S.E. Williams | Executive Editor
On Friday, Jan. 15, the California Employment Development Department (EDD) announced residents in the state are starting to see the availability of up to 11 weeks of additional unemployment benefits from two federal programs.
The state’s EDD is automatically reopening Pandemic Unemployment Assistance (PUA) and Pandemic Emergency Unemployment Assistance (PEUC) claims for those who had a balance remaining on those claims when the federal CARES Act expired on Dec. 26. These claimants will not have to re-open their claims, EDD is doing that for them.
The agency will notify claimants via email, text, or mailed notices when they can certify for benefit payments under these programs. Some first payments are already occurring as of January 10 and the Department anticipates completing the re-opening of these extended claims by Jan. 22.
EDD officials further advised for those who had already re-opened their unemployment claim online before being notified by EDD their account was screened and additional information was required, they will be allowed to certify for later weeks in January once the concerns are resolved and EDD will separately make earlier weeks beginning from Dec. 27 available to them.
Since Jan. 3, California has provided $526.9 million in additional unemployment benefits to more than one million Californians because of the extra $300 per week Federal Pandemic Additional Compensation (PAC) payments approved by Congress.
Also on Friday, the EDD confirmed to date it has applied fraud screening to 9.7 million unemployment claims established earlier in the COVID-19 pandemic which resulted in more than 1.4 million claims being identified as potentially fraudulent.
“The individuals associated with these claims are receiving emails through their UI online account, or notices sent through the mail, indicating that further payment is temporarily suspended. EDD requires additional information to validate identity or eligibility so payments can resume for eligible claimants,” the Department stated.
Yet, there appears to be among those caught up in this fraud screening process, legitimate claims by individuals now forced to struggle even harder to make ends meet without any income as they wait for their benefit applications to be validated.
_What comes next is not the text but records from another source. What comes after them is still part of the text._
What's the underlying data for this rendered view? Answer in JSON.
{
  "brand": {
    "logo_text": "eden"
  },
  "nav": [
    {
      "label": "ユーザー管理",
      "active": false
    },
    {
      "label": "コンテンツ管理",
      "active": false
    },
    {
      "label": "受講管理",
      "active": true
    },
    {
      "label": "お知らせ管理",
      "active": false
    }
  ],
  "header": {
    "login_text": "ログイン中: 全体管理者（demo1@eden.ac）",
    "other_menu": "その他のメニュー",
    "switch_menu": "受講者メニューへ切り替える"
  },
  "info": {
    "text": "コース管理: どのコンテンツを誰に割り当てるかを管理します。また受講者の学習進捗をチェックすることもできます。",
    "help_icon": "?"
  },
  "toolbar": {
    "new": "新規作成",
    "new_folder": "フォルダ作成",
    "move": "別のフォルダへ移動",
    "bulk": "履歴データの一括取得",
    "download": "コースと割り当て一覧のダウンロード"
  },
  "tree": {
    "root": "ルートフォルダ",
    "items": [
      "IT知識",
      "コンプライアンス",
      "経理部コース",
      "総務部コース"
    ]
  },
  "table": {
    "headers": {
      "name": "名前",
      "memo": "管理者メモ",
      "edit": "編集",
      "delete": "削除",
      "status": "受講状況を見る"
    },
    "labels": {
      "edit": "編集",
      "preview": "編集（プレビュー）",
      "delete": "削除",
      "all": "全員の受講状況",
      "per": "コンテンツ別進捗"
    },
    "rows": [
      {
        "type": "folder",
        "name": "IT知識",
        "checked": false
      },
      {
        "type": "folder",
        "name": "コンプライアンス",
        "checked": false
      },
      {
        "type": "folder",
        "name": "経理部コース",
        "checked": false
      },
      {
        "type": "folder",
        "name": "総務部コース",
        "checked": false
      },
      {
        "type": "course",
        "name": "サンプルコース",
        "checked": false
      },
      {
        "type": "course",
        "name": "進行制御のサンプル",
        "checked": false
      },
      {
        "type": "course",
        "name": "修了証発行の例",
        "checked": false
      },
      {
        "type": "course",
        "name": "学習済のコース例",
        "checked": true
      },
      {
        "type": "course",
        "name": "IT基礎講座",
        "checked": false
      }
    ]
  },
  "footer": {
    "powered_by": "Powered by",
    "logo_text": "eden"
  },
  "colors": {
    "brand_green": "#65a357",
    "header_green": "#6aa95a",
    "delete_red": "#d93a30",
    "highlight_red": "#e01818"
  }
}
On Jan. 9, ABC News confirmed with EDD, and reported those with legitimate claims who are caught up in the sweeping investigation, may be without benefits until February.
EDD began sending notifications on Jan. 6 to verify claimants’ identity. These individuals are being routed to ID.me in phases for validating their identity or through EDD’s manual ID verification process for those without a UI Online account. As claimants have their identity verified, EDD is removing barriers on claims so payments can continue for those who are eligible. They say this is something that can occur in a matter of a few days.
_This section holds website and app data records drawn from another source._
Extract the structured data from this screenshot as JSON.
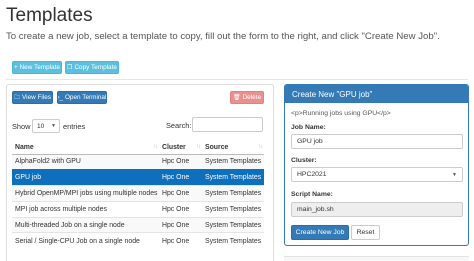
{
  "header": {
    "title": "Templates",
    "subtitle": "To create a new job, select a template to copy, fill out the form to the right, and click \"Create New Job\"."
  },
  "top_actions": {
    "new_template": "+ New Template",
    "copy_template": "Copy Template"
  },
  "panel_actions": {
    "view_files": "View Files",
    "open_terminal": "Open Terminal",
    "delete": "Delete"
  },
  "table_controls": {
    "show_label": "Show",
    "entries_value": "10",
    "entries_label": "entries",
    "search_label": "Search:"
  },
  "table": {
    "columns": [
      "Name",
      "Cluster",
      "Source"
    ],
    "rows": [
      {
        "name": "AlphaFold2 with GPU",
        "cluster": "Hpc One",
        "source": "System Templates"
      },
      {
        "name": "GPU job",
        "cluster": "Hpc One",
        "source": "System Templates"
      },
      {
        "name": "Hybrid OpenMP/MPI jobs using multiple nodes",
        "cluster": "Hpc One",
        "source": "System Templates"
      },
      {
        "name": "MPI job across multiple nodes",
        "cluster": "Hpc One",
        "source": "System Templates"
      },
      {
        "name": "Multi-threaded Job on a single node",
        "cluster": "Hpc One",
        "source": "System Templates"
      },
      {
        "name": "Serial / Single-CPU Job on a single node",
        "cluster": "Hpc One",
        "source": "System Templates"
      }
    ],
    "selected_index": 1
  },
  "create_form": {
    "header": "Create New \"GPU job\"",
    "description": "<p>Running jobs using GPU</p>",
    "job_name_label": "Job Name:",
    "job_name_value": "GPU job",
    "cluster_label": "Cluster:",
    "cluster_value": "HPC2021",
    "script_name_label": "Script Name:",
    "script_name_value": "main_job.sh",
    "create_button": "Create New Job",
    "reset_button": "Reset"
  },
  "colors": {
    "primary": "#337ab7",
    "info": "#5bc0de",
    "selected_row": "#0e6fbd",
    "danger_disabled": "#e8918e"
  }
}
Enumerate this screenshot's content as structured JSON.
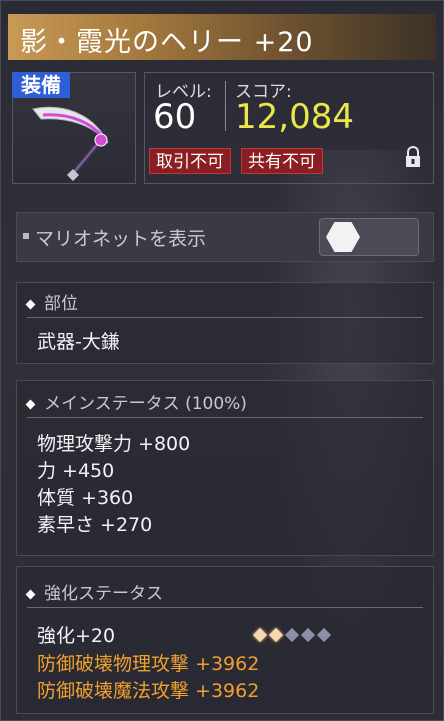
{
  "item": {
    "title": "影・霞光のヘリー +20",
    "equip_badge": "装備",
    "level_label": "レベル:",
    "level_value": "60",
    "score_label": "スコア:",
    "score_value": "12,084",
    "tags": [
      "取引不可",
      "共有不可"
    ]
  },
  "marionette": {
    "label": "マリオネットを表示"
  },
  "part": {
    "header": "部位",
    "value": "武器-大鎌"
  },
  "main_status": {
    "header": "メインステータス (100%)",
    "lines": [
      "物理攻撃力 +800",
      "力 +450",
      "体質 +360",
      "素早さ +270"
    ]
  },
  "enhance": {
    "header": "強化ステータス",
    "level_text": "強化+20",
    "stars_filled": 2,
    "stars_total": 5,
    "bonus_lines": [
      "防御破壊物理攻撃 +3962",
      "防御破壊魔法攻撃 +3962"
    ]
  },
  "colors": {
    "score": "#e9e74b",
    "bonus_orange": "#f0a02e",
    "tag_red": "#8b1e22",
    "badge_blue": "#2f5fd6"
  }
}
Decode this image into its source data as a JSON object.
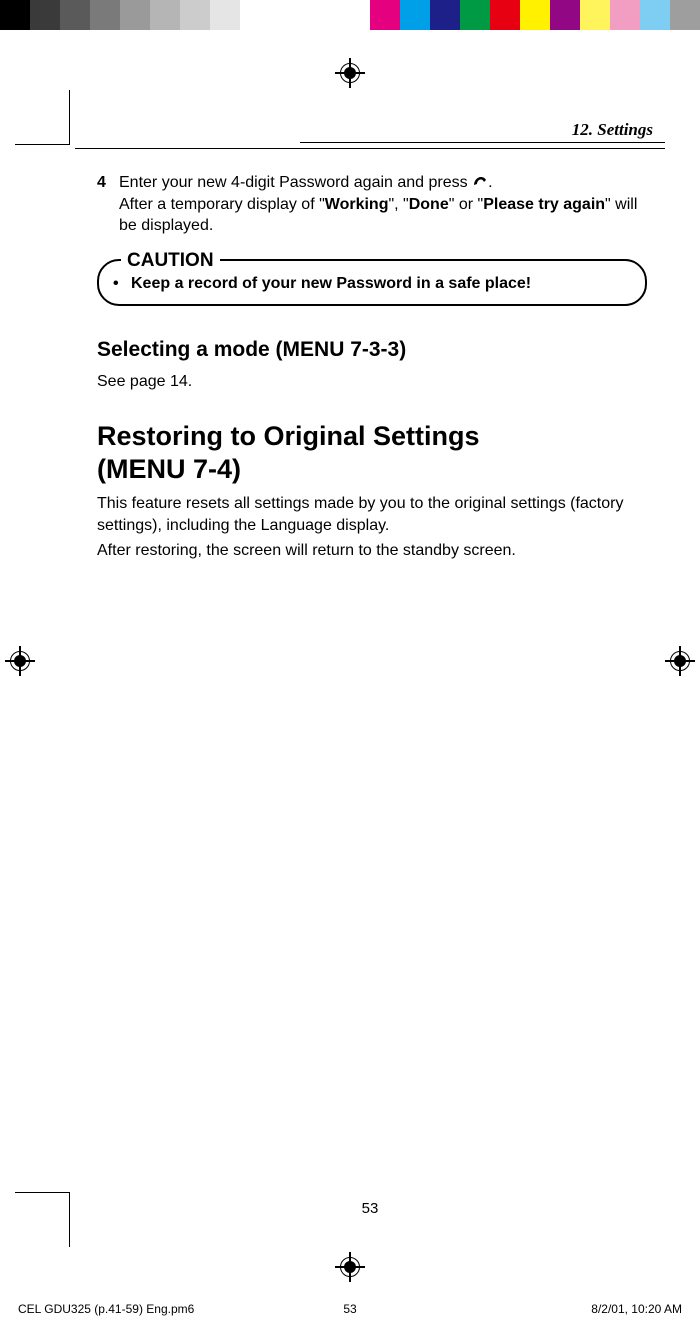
{
  "colorbar": {
    "left": [
      "#000000",
      "#3a3a3a",
      "#5a5a5a",
      "#7a7a7a",
      "#9a9a9a",
      "#b5b5b5",
      "#cccccc",
      "#e5e5e5",
      "#ffffff"
    ],
    "right": [
      "#e4007f",
      "#00a0e9",
      "#1d2088",
      "#009944",
      "#e60012",
      "#fff100",
      "#920783",
      "#fff45c",
      "#f19ec2",
      "#7ecef4",
      "#9e9e9f"
    ]
  },
  "header": {
    "chapter": "12. Settings"
  },
  "step4": {
    "num": "4",
    "line1_a": "Enter your new 4-digit Password again and press ",
    "line1_b": ".",
    "line2_a": "After a temporary display of \"",
    "working": "Working",
    "line2_b": "\", \"",
    "done": "Done",
    "line2_c": "\" or \"",
    "try_again": "Please try again",
    "line2_d": "\" will be displayed."
  },
  "caution": {
    "label": "CAUTION",
    "bullet": "•",
    "text": "Keep a record of your new Password in a safe place!"
  },
  "mode_section": {
    "heading": "Selecting a mode (MENU 7-3-3)",
    "body": "See page 14."
  },
  "restore_section": {
    "heading_l1": "Restoring to Original Settings",
    "heading_l2": "(MENU 7-4)",
    "body1": "This feature resets all settings made by you to the original settings (factory settings), including the Language display.",
    "body2": "After restoring, the screen will return to the standby screen."
  },
  "page_number": "53",
  "footer": {
    "file": "CEL GDU325 (p.41-59) Eng.pm6",
    "page": "53",
    "date": "8/2/01, 10:20 AM"
  }
}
EDD encourages claimants to review the resources they are receiving to make the process seamless and as quick as possible. The agency also noted how providing any requested documents online is the fastest option, ID.me also offers an option to verify your identity on a video call.
“These claims have eligibility issues associated with them,” the agency explained. As such, they are required to complete a questionnaire to determine if they meet requirements for continued benefits.
Claimants are also expected to continue certifying benefits for each week they wish to claim benefits while this additional verification effort is being completed. Doing this should minimize any delays in processing their claims.
For claims ultimately determined not to meet requirements for payment, the individuals associated with them are being notified about the reason(s) for the disqualification of benefits and their appeal rights.
On Friday, the EDD further provided clarification regarding the difference between this fraud investigation suspension of payments as separate from the investigation of possible fraud claims by Bank of America.
In the meantime, CBS reported a San Francisco law firm has filed a class-action lawsuit against Bank of America alleging a number of failings by the bank and its inability to protect those with EDD cards from fraud.
The suit alleges the bank has violated the California Consumer Privacy Act, the Unfair Competition Law, parts of the Electronic Funds Transfer Act, along with breach of contract with the EDD.
“Bank of America is assessing potential fraudulent claims and transactions involving the EDD debit cards, much like any credit card in the banking system,” EDD stated. “If you have experienced issues with accessing funds on those cards and have NOT received a message from EDD indicating that more information is needed, then this is an issue that only Bank of America can resolve.”
For resolution, please call the number on the back of the card 1-866-692-9374.
A Bank of America spokesperson provided the following statement:
“As California’s unemployment program faces billions of dollars in fraud, Bank of America is working every day with the state to prevent criminals from getting money and ensuring legitimate recipients receive their benefits.”
Whether the problem is with criminals, a failure of EDD, or breakdown of consumer protections at Bank of America, the bottom line is millions of innocents are being impacted at a time when things could not be much worse.
S.E. Williams is executive editor of the IE Voice and Black Voice News.